HERO A 2002 Oscar nominee for Best Foreign Language Film, this Chinese epic should satisfy anyone who couldn't get enough of the visual splendors exhibited in Ang Lee's Crouching Tiger, Hidden Dragon. Zhang Yimou (Raise the Red Lantern) has assembled an all-star cast for this opulent tale centering on a warrior (Jet Li) who claims to have single-handedly vanquished the legendary assassins Broken Sword (Tony Leung), Flying Snow (Maggie Cheung) and Sky (Donnie Yen). Yet is the hero telling the truth, or are there some Rashomon dynamics at play here? The performers punch across the importance of the story's themes of solidarity and self-sacrifice, and the different color schemes employed throughout are breathtaking -- it's unlikely that many other movies this year will match this one's ravishing visuals.

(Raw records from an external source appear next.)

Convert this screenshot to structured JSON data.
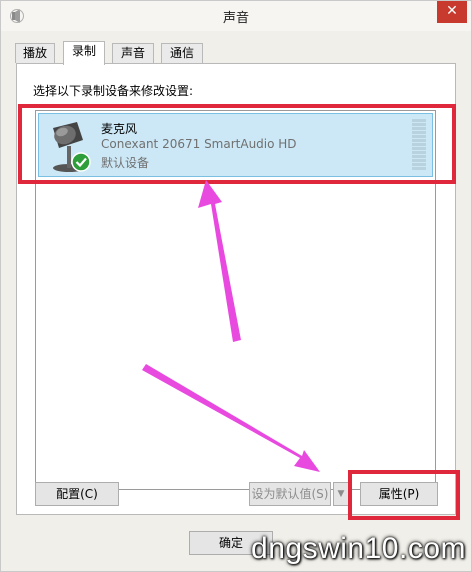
{
  "window": {
    "title": "声音"
  },
  "tabs": [
    {
      "label": "播放"
    },
    {
      "label": "录制"
    },
    {
      "label": "声音"
    },
    {
      "label": "通信"
    }
  ],
  "panel": {
    "instruction": "选择以下录制设备来修改设置:"
  },
  "devices": [
    {
      "name": "麦克风",
      "description": "Conexant 20671 SmartAudio HD",
      "status": "默认设备",
      "icon": "microphone-icon",
      "status_icon": "check-icon"
    }
  ],
  "buttons": {
    "configure": "配置(C)",
    "set_default": "设为默认值(S)",
    "properties": "属性(P)",
    "ok": "确定"
  },
  "watermark": "dngswin10.com",
  "colors": {
    "highlight": "#e0283c",
    "arrow": "#e84ae0",
    "selection": "#cce8f6",
    "close": "#c8392e"
  }
}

THE MANCHURIAN CANDIDATE Granted, this isn't a masterpiece like the '62 edition, which still reigns as one of the finest thrillers ever made. Yet in most other respects, this is that rare remake that paves its own way without exploiting or cheapening its predecessor. No longer a Cold War product, this finds the action updated, with Denzel Washington as an army officer who realizes that a former comrade (Liev Schreiber), now a politician running for his party's Vice Presidential slot, might be the unwitting pawn of a major corporation (Manchurian Global) that's trying to seize control of the country. The film's topicality can't hurt -- this could easily have been called The Halliburton Candidate -- yet director Jonathan Demme's principal goal is to produce a taut, efficient thriller. On that score, he succeeds.